As Anna, Kate MacCluggage delivers a once-in-a-lifetime performance. The actress, last seen at the DCPA in “Noises Off,” embodies every facet of this complex character and lets us into her troubled mind. We watch, fascinated, as she goes from more-or-less content socialite in a loveless but otherwise useful marriage to the deeply disturbed and despondent woman who throws herself in front of a train. Watching MacCluggage take the elegant and beautiful Anna and lower her into the depths, bit by bit, makes for a fascinating performance that culminates in a monologue that ranks up there among the best I’ve ever seen.
This production abounds with strong performances. As Anna’s husband, Karenin, James Shanklin adroitly moves him from the shame of the cuckold’s horns to the heights of forgiveness and back down again. Patrick Zeller is a perfect Vronsky, dashing in his blue cavalry uniform and matching MacCluggage on every bit of anguish and lovelorn moment. Providing some much-appreciated laughs, Kate Gleason dishes up some delightful snark as the judgmental busy-body Mother Scherbatsky. Also providing some comic relief as the much-cheated-on Dolly is Anastasia Davidson.
While the primary couple self-destructs, “Anna Karenina” comes complete with a more satisfying love story in the form of Levin and Kitty (Kyle Cameron and Allison Altman). Serving as the wannabe intermediary between Russia’s 1% and the serfs, Levin’s idealistic views on inter-class relations may not go very far, but Cameron plays him with a lot of heart — moving him from a stilted and clumsy suitor to perhaps-ideal husband and father. Altman is a standout as Kitty, another agonized character whose missteps nearly undo her until a helping hand in the form of Anna’s brother Stiva (a funny and perpetually guilty Timothy McCracken) puts her back in play for Levin’s proposal.
So, back to the earlier question of whether it’s possibly to dust off Tolstoy and make it relevant and enjoyable to an audience today: The answer is a resounding yes.
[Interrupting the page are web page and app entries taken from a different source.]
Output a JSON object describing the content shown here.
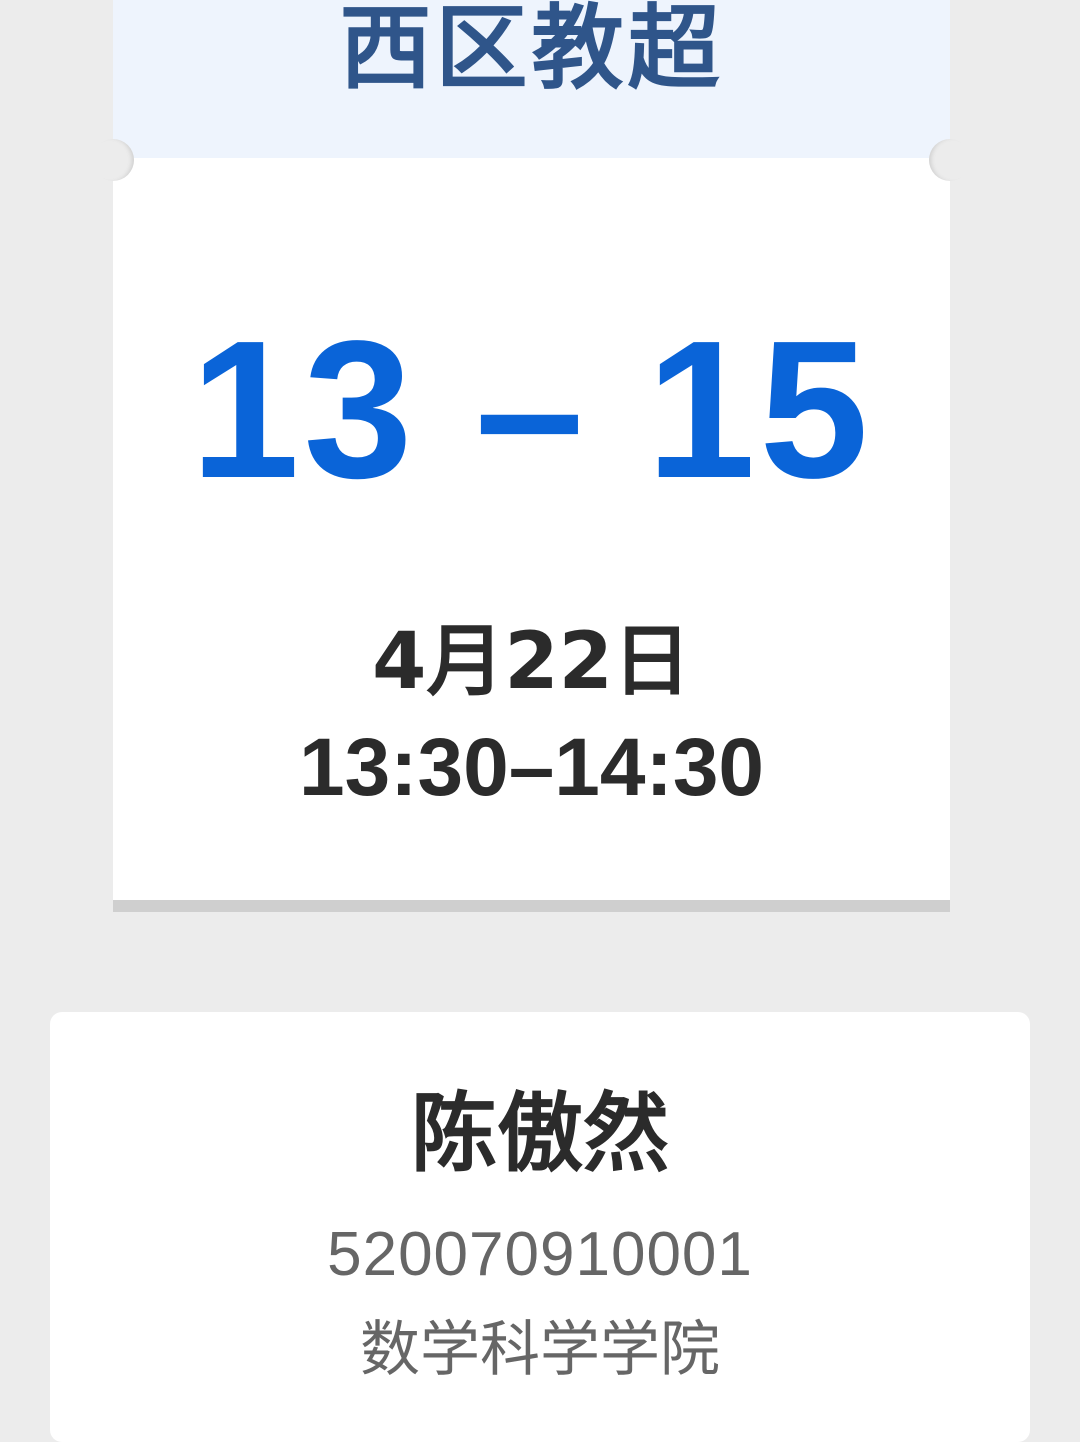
{
  "ticket": {
    "location": "西区教超",
    "period": "13 – 15",
    "date": "4月22日",
    "time": "13:30–14:30"
  },
  "student": {
    "name": "陈傲然",
    "id": "520070910001",
    "department": "数学科学学院"
  },
  "colors": {
    "accent": "#0a64d8",
    "header_text": "#2f558a",
    "header_bg": "#eef4fd",
    "page_bg": "#ececec"
  }
}
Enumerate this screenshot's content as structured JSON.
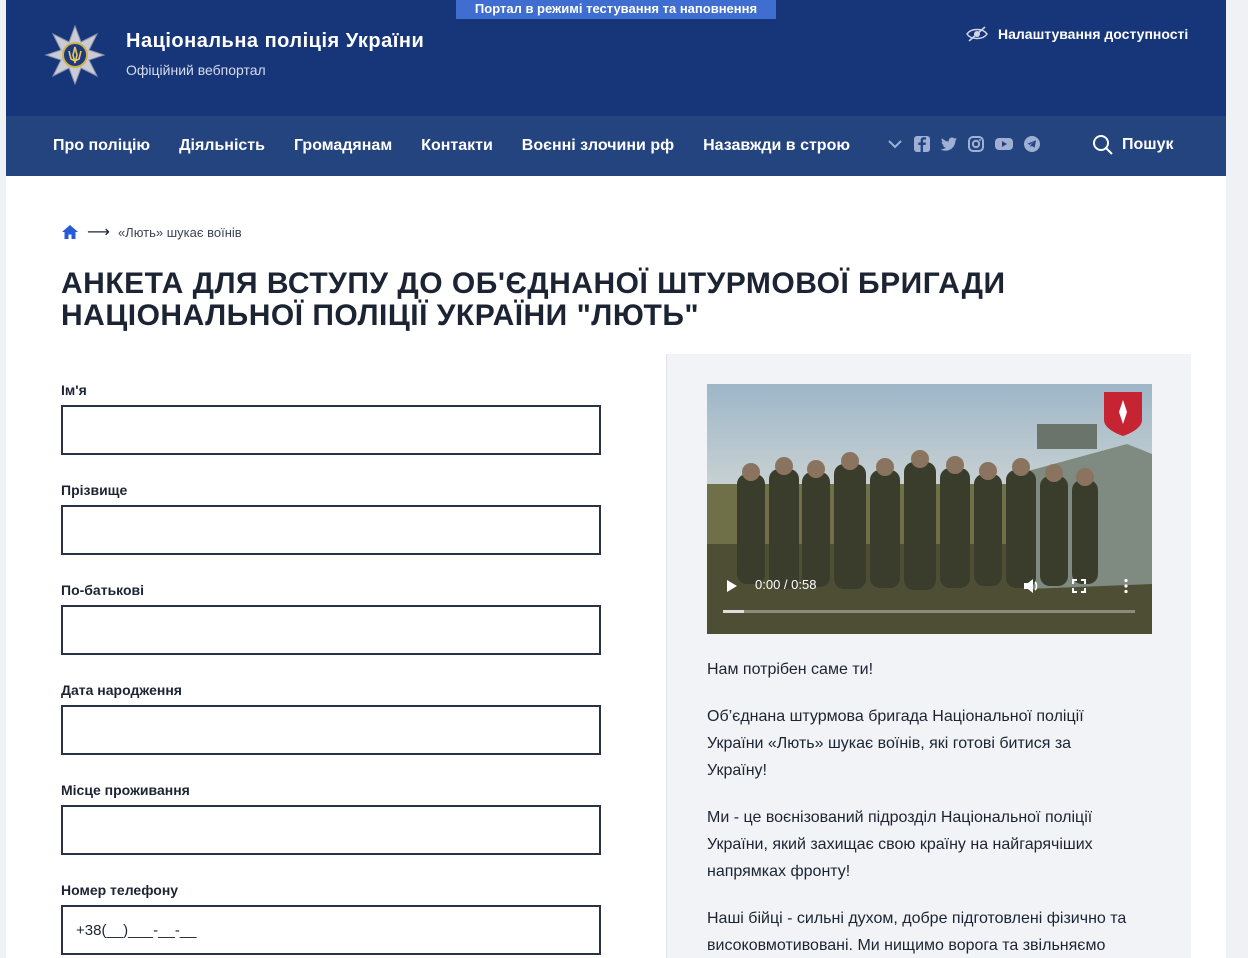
{
  "test_banner": "Портал в режимі тестування та наповнення",
  "brand": {
    "title": "Національна поліція України",
    "subtitle": "Офіційний вебпортал"
  },
  "accessibility_label": "Налаштування доступності",
  "nav": {
    "items": [
      "Про поліцію",
      "Діяльність",
      "Громадянам",
      "Контакти",
      "Воєнні злочини рф",
      "Назавжди в строю"
    ],
    "search_label": "Пошук",
    "social_icons": [
      "chevron-down-icon",
      "facebook-icon",
      "twitter-icon",
      "instagram-icon",
      "youtube-icon",
      "telegram-icon"
    ]
  },
  "breadcrumb": {
    "current": "«Лють» шукає воїнів"
  },
  "page_title": "АНКЕТА ДЛЯ ВСТУПУ ДО ОБ'ЄДНАНОЇ ШТУРМОВОЇ БРИГАДИ НАЦІОНАЛЬНОЇ ПОЛІЦІЇ УКРАЇНИ \"ЛЮТЬ\"",
  "form": {
    "fields": [
      {
        "label": "Ім'я",
        "value": ""
      },
      {
        "label": "Прізвище",
        "value": ""
      },
      {
        "label": "По-батькові",
        "value": ""
      },
      {
        "label": "Дата народження",
        "value": ""
      },
      {
        "label": "Місце проживання",
        "value": ""
      },
      {
        "label": "Номер телефону",
        "value": "+38(__)___-__-__"
      }
    ]
  },
  "video": {
    "time": "0:00 / 0:58",
    "progress": 0.05
  },
  "panel": {
    "paragraphs": [
      "Нам потрібен саме ти!",
      "Об’єднана штурмова бригада Національної поліції України «Лють» шукає воїнів, які готові битися за Україну!",
      "Ми - це воєнізований підрозділ Національної поліції України, який захищає свою країну на найгарячіших напрямках фронту!",
      "Наші бійці - сильні духом, добре підготовлені фізично та високовмотивовані. Ми нищимо ворога та звільняємо"
    ]
  },
  "colors": {
    "header_bg": "#17367a",
    "nav_bg": "#24447f",
    "banner_bg": "#3f6ed0"
  }
}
Nothing Anna, Vronsky and Karenin deal with is much different than what a l